_WORK INSTRUCTIONS_.
What lines of the listing below contain the word "Plan"? Copy each of them out.

_EXERCISE INPUTS_.
========================================

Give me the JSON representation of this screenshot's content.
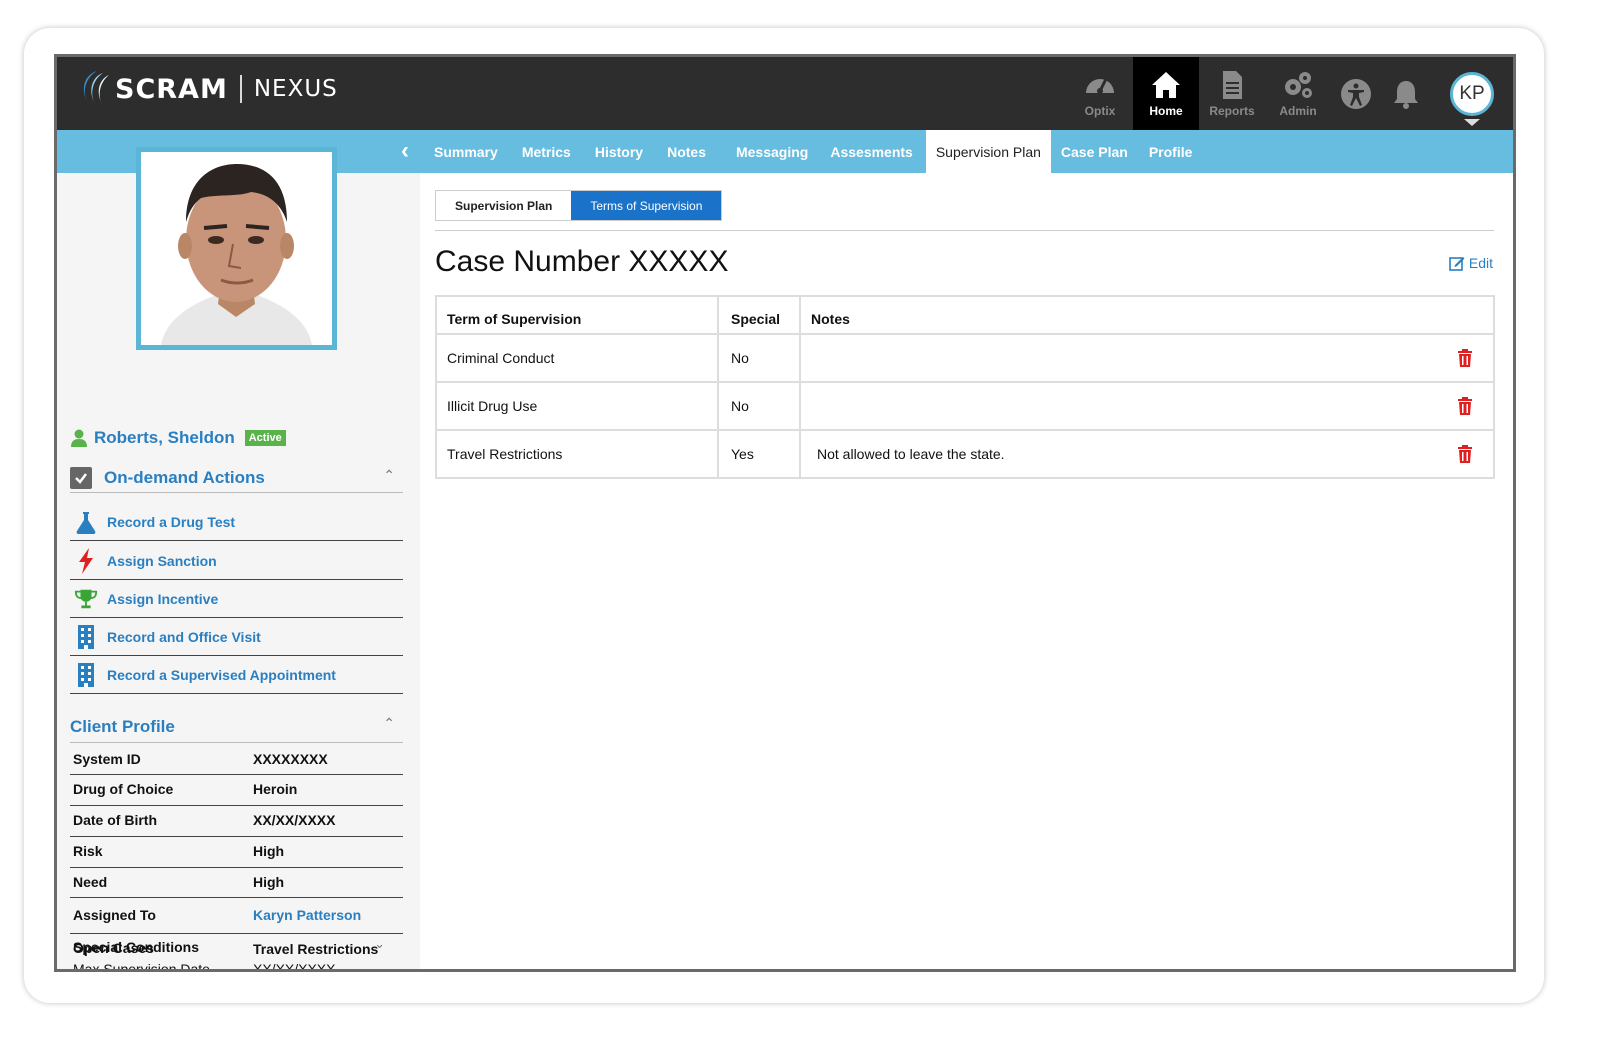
{
  "brand": {
    "name": "SCRAM",
    "product": "NEXUS"
  },
  "topnav": {
    "items": [
      {
        "label": "Optix",
        "icon": "gauge-icon"
      },
      {
        "label": "Home",
        "icon": "home-icon",
        "active": true
      },
      {
        "label": "Reports",
        "icon": "document-icon"
      },
      {
        "label": "Admin",
        "icon": "gears-icon"
      }
    ],
    "accessibility_icon": "accessibility-icon",
    "bell_icon": "bell-icon",
    "user_initials": "KP"
  },
  "subnav": {
    "tabs": [
      "Summary",
      "Metrics",
      "History",
      "Notes",
      "Messaging",
      "Assesments",
      "Supervision Plan",
      "Case Plan",
      "Profile"
    ],
    "active": "Supervision Plan"
  },
  "client": {
    "name": "Roberts, Sheldon",
    "status": "Active"
  },
  "actions": {
    "title": "On-demand Actions",
    "items": [
      {
        "label": "Record a Drug Test",
        "icon": "flask-icon"
      },
      {
        "label": "Assign Sanction",
        "icon": "lightning-icon"
      },
      {
        "label": "Assign Incentive",
        "icon": "trophy-icon"
      },
      {
        "label": "Record and Office Visit",
        "icon": "building-icon"
      },
      {
        "label": "Record a Supervised Appointment",
        "icon": "building-icon"
      }
    ]
  },
  "profile": {
    "title": "Client Profile",
    "rows": [
      {
        "key": "System ID",
        "value": "XXXXXXXX"
      },
      {
        "key": "Drug of Choice",
        "value": "Heroin"
      },
      {
        "key": "Date of Birth",
        "value": "XX/XX/XXXX"
      },
      {
        "key": "Risk",
        "value": "High"
      },
      {
        "key": "Need",
        "value": "High"
      },
      {
        "key": "Assigned To",
        "value": "Karyn Patterson"
      }
    ],
    "open_cases": {
      "label": "Open Cases",
      "sub_label": "Max Supervision Date",
      "sub_value": "XX/XX/XXXX"
    },
    "special_conditions": {
      "key": "Special Conditions",
      "value": "Travel Restrictions"
    }
  },
  "main": {
    "toggle": [
      "Supervision Plan",
      "Terms of Supervision"
    ],
    "toggle_active": "Terms of Supervision",
    "case_title": "Case Number XXXXX",
    "edit_label": "Edit",
    "table": {
      "headers": [
        "Term of Supervision",
        "Special",
        "Notes"
      ],
      "rows": [
        {
          "term": "Criminal Conduct",
          "special": "No",
          "notes": ""
        },
        {
          "term": "Illicit Drug Use",
          "special": "No",
          "notes": ""
        },
        {
          "term": "Travel Restrictions",
          "special": "Yes",
          "notes": "Not allowed to leave the state."
        }
      ]
    }
  },
  "colors": {
    "header_bg": "#2d2d2d",
    "subnav_bg": "#66bde0",
    "link_blue": "#2a7fc1",
    "active_green": "#5ab34a",
    "delete_red": "#e02020",
    "toggle_active": "#1a73c8"
  }
}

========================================

_REPLY_.
      "Supervision Plan",
      "Case Plan",
    "active": "Supervision Plan"
      "Supervision Plan",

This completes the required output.